The United States will halt humanitarian assistance to Houthi-controlled areas in Yemen, where a majority of the country’s population lives, if the rebels refuse to remove obstacles to aid distribution. The announcement, made Feb. 25 by the US Agency for International Development (USAID), came amid new evidence that humanitarian assistance is not reaching its intended targets and growing security concerns by the agency and its partners.
“This decision is a last resort that follows more than a year of advocacy and diplomatic engagement calling on the Houthis in Yemen to respect humanitarian principles and allow the provision of needs-based humanitarian assistance without interference,” a USAID spokesperson told Al-Monitor. If the Houthi rebels refuse to cooperate, the aid suspension will go into effect in late March.
USAID provides supplies to the people of Yemen along with other support through partners on the ground and international non-governmental organizations. The agency informed its partners in February about its decision to potentially halt assistance.

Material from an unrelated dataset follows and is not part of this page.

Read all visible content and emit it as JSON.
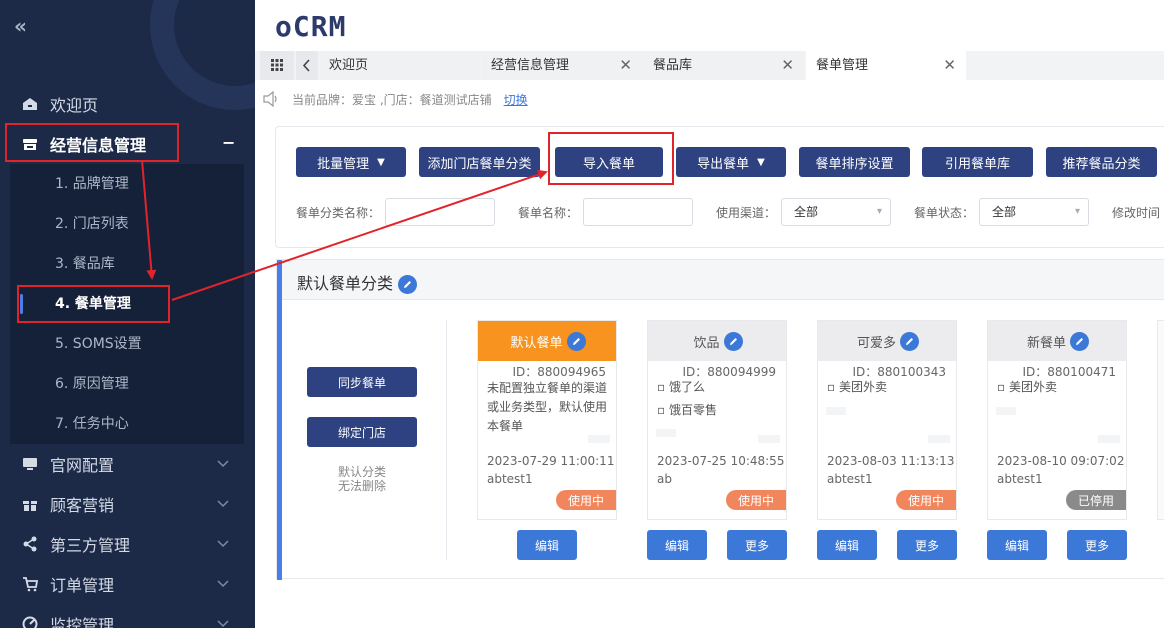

The rebels have granted aid workers access to areas under their control, but they have also made excessive demands, including a 2% slice of the UN aid budget designated for Yemeni assistance, a condition the United Nations and its donors have rejected.
The USAID spokesperson remarked, “If we are forced to reduce aid, we would maintain the most critical life-saving activities that directly mitigate famine such as treatment of acute malnutrition and cholera.”
In 2014, Yemen erupted into civil war after an unsuccessful political transition following the Arab Spring that led to the ouster of President Ali Abdullah Saleh. Houthi rebels, many loyal to Saleh, seized Sanaa, the country’s capital and largest city, and demanded the formation of a new government.
A coalition of states from the Middle East and Africa — led by Saudi Arabia and supported by US intelligence sharing, aerial refueling and search-and-rescue operations — launched a military campaign against the insurgents. Yemen was then hit with economic warfare, including a blockade of its air and seaports by the Saudi coalition, with the US Navy halting and searching vessels suspected of carrying arms to the Houthis. Later, the United States deployed warships in the region to monitor Iranian cargo en route to Yemen.
Yemen relies on imports of up to 90% to meet the population’s daily food needs, according to UN figures from 2017. As the blockade intensified in 2017, the United Nations warned that the “catastrophic” blockade could endanger the lives of millions dependent on aid for survival as well as others unless Saudi Arabia stopped blocking the flow of aid into the country.
The United States enacted a year-long freeze on development projects in Yemen in 2015, shortly after the conflict erupted, and as recently as June of last year, the World Food Programme (WFP) halted aid to Houthi-held areas for two months when the agency was denied introducing a new registration process that would ensure food assurance was reaching the intended people. WFP resumed deliveries in August after the Houthis provided a written guarantee that the WFP could begin this registration process. A WFP source said the registration process is only due to start now because of continued interference.
Systematic interference in the WFP’s delivery of emergency food assistance began in northern Yemen in 2019, when hundreds of WFP trucks were detained in rebel-held areas. Some trucks, a UN source in Yemen said, were held for six months. The interference has led to more than 5,500 metric tons of food spoiling since the beginning of last year, the UN source told Al-Monitor.
“We continue to face fierce resistance to simply just do our job to keep people alive,” said David Beasley, WFP executive director, briefing the UN Security Council last year. Beasley said his agency had uncovered “serious evidence” that some supplies were going to the wrong groups.
The United Nations and its partners have also faced growing security concerns. Rebels have begun to detain trucks at checkpoints, block access to warehouses, and threaten staff and deny them permission to travel in the country, said a UN source. On February 23, the Saudi coalition spokesman Col. Turki al-Malki said in a statement that Saudi forces had stopped a rebel attack and discovered a number of mines in the southern Red Sea, a major commercial shipping channel.
A USAID spokesperson told Al-Monitor via email that the rebels continue to make extreme demands, such as imposing a tax on humanitarian aid from the United Nations, and to cause delays, blocking critical needs assessments and harassing aid workers.
The rebels also demanded the right to more closely monitor UN aid funding, including roughly $370 million a year to pay aid workers’ salaries and other administrative costs, according to documents leaked to the AP and a subsequent report by the LA Times.
Nearly 20 million people in Yemen lack access to basic health care, and more than five million are a step away from famine, USAID said in a statement in 2019. The United Nations has sent $8.35 billion on humanitarian assistance to Yemen since 2015.
The United States is one of the largest aid donors to Yemen. Last year, Washington provided it assistance totally more than $700 million. The amount included a $36 million award in October to Gateway to Education, a five-year program for children. USAID’s development portfolio in Houthi-controlled territories is less than $30 million, according to an agency source. Projects like Gateway for Education would be suspended only in Houthi-held areas if USAID follows through on its threat.
“USAID will continue to provide aid in areas of Yemen where we are confident that our partners can implement programs without interference,” the USAID spokesperson told Al-Monitor.